Several years ago I abandoned the New Year’s resolution attempts for New Year’s goals. And three years ago I abandoned New Year’s goals for My One Word. I’m not going say one is better than the others, only that My One Word appealed to me. In fact, I think New Year’s resolutions get a bad rap. Sure most people break their New Year’s resolutions because, let’s face it, if habits were so easy to change, would we need resolutions? The point is what we do with that perceived failure–give up or get back on the horse, so to speak, and try again.

Never give up

And there’s a better chance of change if there’s an awareness–preferably written on paper so it’s concrete and can be referred to easily–of what one wants to change to better his/her life than if there’s nothing at all. If you resolve to work out more or eat better in the upcoming year and it only lasts a month or two, that’s a month or two of more working out or better eating than would have happened without the resolution. Not to mention that when you realized you broke it, it’s an opportunity to try and try again.

Thomas Edison

This year after thought and consideration, I’ve chosen to do a combination of two methods. In fact the rebel in me has taken life and created a variation of My One Word. I’ve decided to focus on two words rather than one, for no other reason than I want to see significant growth in my life in both areas.

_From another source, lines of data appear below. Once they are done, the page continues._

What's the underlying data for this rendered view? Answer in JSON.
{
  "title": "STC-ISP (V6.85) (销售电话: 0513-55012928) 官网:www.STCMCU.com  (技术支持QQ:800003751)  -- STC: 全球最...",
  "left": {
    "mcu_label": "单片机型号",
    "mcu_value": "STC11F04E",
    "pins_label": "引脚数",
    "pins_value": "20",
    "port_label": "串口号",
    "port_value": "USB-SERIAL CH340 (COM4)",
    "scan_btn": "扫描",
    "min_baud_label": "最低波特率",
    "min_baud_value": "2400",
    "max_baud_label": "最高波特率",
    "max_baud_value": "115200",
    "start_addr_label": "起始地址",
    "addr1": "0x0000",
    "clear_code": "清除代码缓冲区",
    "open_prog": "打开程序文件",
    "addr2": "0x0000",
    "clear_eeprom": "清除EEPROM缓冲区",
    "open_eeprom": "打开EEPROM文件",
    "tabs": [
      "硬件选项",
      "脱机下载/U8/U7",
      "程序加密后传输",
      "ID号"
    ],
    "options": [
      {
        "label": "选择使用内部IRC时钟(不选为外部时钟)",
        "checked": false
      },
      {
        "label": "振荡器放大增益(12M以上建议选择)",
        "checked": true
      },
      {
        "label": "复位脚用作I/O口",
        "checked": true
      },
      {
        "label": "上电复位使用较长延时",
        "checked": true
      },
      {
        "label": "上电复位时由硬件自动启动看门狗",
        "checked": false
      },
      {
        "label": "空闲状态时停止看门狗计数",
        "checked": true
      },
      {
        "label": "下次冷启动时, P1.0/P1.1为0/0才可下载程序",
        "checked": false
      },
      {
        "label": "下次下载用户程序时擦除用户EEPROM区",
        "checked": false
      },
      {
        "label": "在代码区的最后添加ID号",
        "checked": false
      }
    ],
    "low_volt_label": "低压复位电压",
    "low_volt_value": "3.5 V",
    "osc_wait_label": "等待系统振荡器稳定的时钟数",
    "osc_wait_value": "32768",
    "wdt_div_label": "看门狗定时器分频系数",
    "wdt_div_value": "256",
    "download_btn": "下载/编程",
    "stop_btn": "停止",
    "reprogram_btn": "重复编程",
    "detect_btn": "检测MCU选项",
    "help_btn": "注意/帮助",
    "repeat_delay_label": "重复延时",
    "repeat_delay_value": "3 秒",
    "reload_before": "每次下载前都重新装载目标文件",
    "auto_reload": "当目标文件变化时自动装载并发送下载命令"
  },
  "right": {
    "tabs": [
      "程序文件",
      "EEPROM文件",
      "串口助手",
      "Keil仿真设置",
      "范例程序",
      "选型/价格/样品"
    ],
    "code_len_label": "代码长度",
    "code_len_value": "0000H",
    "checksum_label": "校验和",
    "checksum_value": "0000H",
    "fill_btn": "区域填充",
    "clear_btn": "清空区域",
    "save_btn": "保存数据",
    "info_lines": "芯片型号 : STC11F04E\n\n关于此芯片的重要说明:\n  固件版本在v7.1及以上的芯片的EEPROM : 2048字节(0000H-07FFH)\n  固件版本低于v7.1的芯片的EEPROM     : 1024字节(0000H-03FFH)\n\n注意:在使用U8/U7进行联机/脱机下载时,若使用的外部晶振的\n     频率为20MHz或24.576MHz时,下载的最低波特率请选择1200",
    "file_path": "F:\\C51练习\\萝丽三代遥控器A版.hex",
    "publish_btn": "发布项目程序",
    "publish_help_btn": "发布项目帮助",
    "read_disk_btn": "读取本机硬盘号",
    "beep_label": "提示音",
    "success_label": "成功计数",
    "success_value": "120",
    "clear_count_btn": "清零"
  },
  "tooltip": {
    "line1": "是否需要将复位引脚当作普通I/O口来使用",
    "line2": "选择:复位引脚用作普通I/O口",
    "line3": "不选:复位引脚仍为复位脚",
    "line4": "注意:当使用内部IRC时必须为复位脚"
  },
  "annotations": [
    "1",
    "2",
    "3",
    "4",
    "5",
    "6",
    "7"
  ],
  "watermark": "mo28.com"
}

My two words are:  (drumroll…)

LOVE & RISK

We are called to love one another as God loves us and that love covers a multitude of sins.

A new command I give you: Love one another. As I have loved you, so you must love one another. (John 13:34)

Above all, love each other deeply, because love covers over a multitude of sins. (1 Peter 4:8)

To act–and re-act–in love will further my spiritual journey.

And risk? I tend to get so comfortable in my rut of day-to-day living, making sure everything is within my control. That comfort zone prohibits me from experiencing life fully and using the gifts given to me to make the world a better place. How can I grow if I don’t experience growing pains? How can I positively affect others and the world if I’m complacent in my quiet, afraid-to-take-risks world? That being said, that doesn’t mean I will be jumping out of an airplane or hang-gliding anytime soon. 🙂

So those are my two words for 2015. And it will likely take me a full year to get somewhat of a handle on them.

This year I’ve decided to add a resolution as well. A somewhat vague resolution, but a resolution nonetheless. I’m resolving to study the craft of writing. Writing in and of itself is something I have to do. For me. If I don’t, I feel like I’m missing a limb and truly find myself in a mental funk. But I don’t only want to write, I want to write the very best that I can. And what a better way to do that than to study the craft from those who have mastered it. I’m part of an online book club, Book Club for Writers, and right now we’re reading the book Plot and Structure by James Scott Bell. What an amazing book! I’ve learned so much already. I would highly recommend it.

And with that, it’s time to go live this life I’ve been blessed with and begin to live My One Two Words and learn how to write. 🙂

How about you? Do you make New Year’s resolutions or goals? Have you tried the My One Word concept? What resolutions/goals have you made for 2015?

Carpe Diem